President after president continue to use the spoils system to encourage others to vote for them.
After the assassination of James A. Garfield by a rejected office-seeker in 1881, the calls for civil service reform intensified. Moderation of the spoils system at the federal level came with the passage of the Pendleton Act in 1883, which created a bipartisan Civil Service Commission to evaluate job candidates on a nonpartisan merit basis. While few jobs were covered under the law initially, the law allowed the President to transfer jobs and their current holders into the system, thus giving the holder a permanent job. The Pendleton Act's reach was expanded as the two main political parties alternated control of the White House every election between 1884 and 1896. After each election the outgoing President applied the Pendleton Act to jobs held by his political supporters. By 1900, most federal jobs were handled through civil service and the spoils system was limited only to very senior positions.

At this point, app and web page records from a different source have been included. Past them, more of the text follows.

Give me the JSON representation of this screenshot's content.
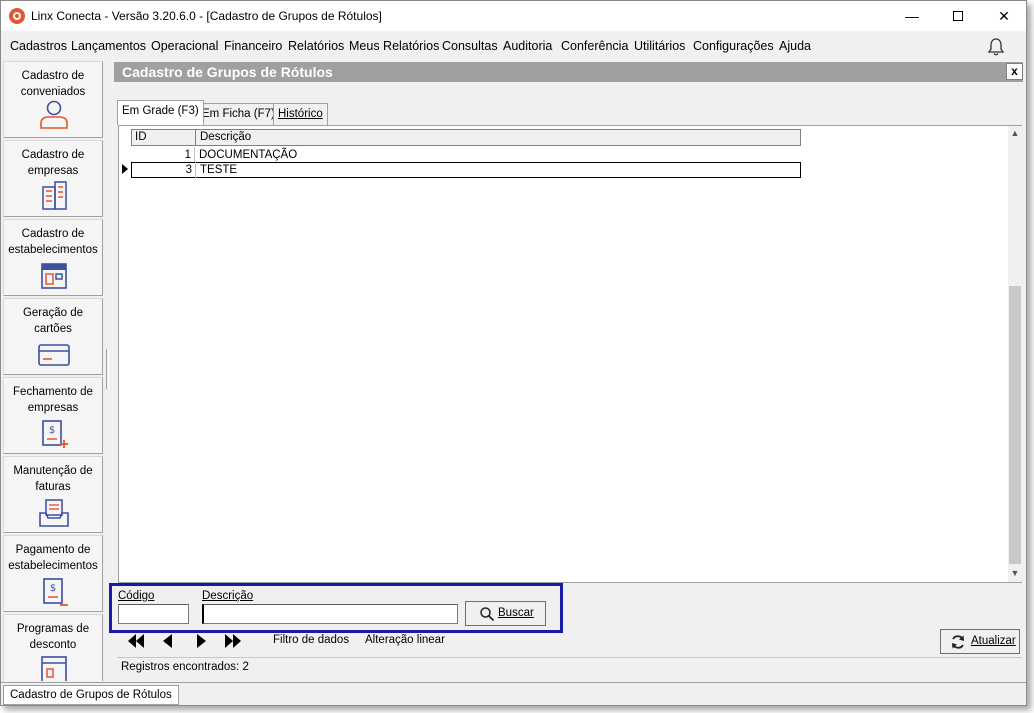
{
  "window": {
    "title": "Linx Conecta - Versão 3.20.6.0 - [Cadastro de Grupos de Rótulos]",
    "minimize": "—",
    "close": "✕"
  },
  "menu": {
    "items": [
      "Cadastros",
      "Lançamentos",
      "Operacional",
      "Financeiro",
      "Relatórios",
      "Meus Relatórios",
      "Consultas",
      "Auditoria",
      "Conferência",
      "Utilitários",
      "Configurações",
      "Ajuda"
    ]
  },
  "sidebar": {
    "items": [
      {
        "label": "Cadastro de conveniados",
        "icon": "person-icon"
      },
      {
        "label": "Cadastro de empresas",
        "icon": "building-icon"
      },
      {
        "label": "Cadastro de estabelecimentos",
        "icon": "store-icon"
      },
      {
        "label": "Geração de cartões",
        "icon": "card-icon"
      },
      {
        "label": "Fechamento de empresas",
        "icon": "invoice-close-icon"
      },
      {
        "label": "Manutenção de faturas",
        "icon": "tray-icon"
      },
      {
        "label": "Pagamento de estabelecimentos",
        "icon": "payment-icon"
      },
      {
        "label": "Programas de desconto",
        "icon": "discount-icon"
      }
    ]
  },
  "form": {
    "title": "Cadastro de Grupos de Rótulos",
    "close_label": "x",
    "tabs": [
      "Em Grade (F3)",
      "Em Ficha (F7)",
      "Histórico"
    ],
    "active_tab": "Em Grade (F3)"
  },
  "grid": {
    "columns": [
      "ID",
      "Descrição"
    ],
    "rows": [
      {
        "id": "1",
        "descricao": "DOCUMENTAÇÃO"
      },
      {
        "id": "3",
        "descricao": "TESTE"
      }
    ],
    "selected_row": 1
  },
  "filter": {
    "codigo_label": "Código",
    "codigo_value": "",
    "descricao_label": "Descrição",
    "descricao_value": "",
    "buscar_label": "Buscar"
  },
  "nav": {
    "filtro_label": "Filtro de dados",
    "alteracao_label": "Alteração linear",
    "atualizar_label": "Atualizar"
  },
  "status": {
    "records": "Registros encontrados: 2"
  },
  "taskbar": {
    "open_form": "Cadastro de Grupos de Rótulos"
  },
  "colors": {
    "highlight_border": "#1a1aa6",
    "form_header": "#a0a0a0",
    "sidebar_icon": "#3d4fa1",
    "accent_orange": "#e4572e"
  }
}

The separation between the political activity and the civil service was made stronger with the Hatch Act of 1939 which prohibited federal employees from engaging in many political activities.
The spoils system survived much longer in many states, counties and municipalities, such as the Tammany Hall ring, which survived well into the 1930s when New York City reformed its own civil service. Illinois modernized its bureaucracy in 1917 under Frank Lowden, but Chicago held on to patronage in city government until the city agreed to end the practice in the Shakman Decrees of 1972 and 1983. Modern variations on the spoils system are often described as the political machine.
- "Andrew Jackson | The White House". Whitehouse.gov. Retrieved 2010-09-05.
- "1314. Marcy William Learned (1786-1857). Respectfully Quoted: A Dictionary of Quotations. 1989". Bartleby.com. Retrieved 2010-09-05.
- "spoils" Dictionary definition http://www.thefreedictionary.com/spoils
- Howe, Daniel W. (2007). What hath God Wrought, The Transformation of America, 1815-1848. Oxford University Press, Inc. ISBN 978-0-19-507894-7.
- Memoirs of John Quincy Adams, his diary from 1795 to 1848, Charles Francis Adams, ed., Philadelphia, J.B. Lippincott & Co., © 1877, Vol. 12, pp. 148-150 (entries for January 17 and 18, 1845)
- Griffith; Ernest S. The Modern Development of the City in the United Kingdom and the United States (1927)
- Hoogenboom, Ari Arthur. Outlawing the Spoils: A history of the civil service reform movement, 1865-1883 (1961)
- Ostrogorski; M. Democracy and the Party System in the United States (1910)
- Rubio; Philip F. A History of Affirmative Action, 1619-2000 University Press of Mississippi (2001)
- Van Riper, Paul. History of the United States Civil Service Greenwood Press (1976; reprint of 1958 edition)
|Look up spoils in Wiktionary, the free dictionary.|
- "Civil Service Reform". Encyclopedia Americana. 1920.
- "Civil-Service Reform". New International Encyclopedia. 1905.
- Fish, Carl Russell (1905). The Civil Service and the Patronage. New York.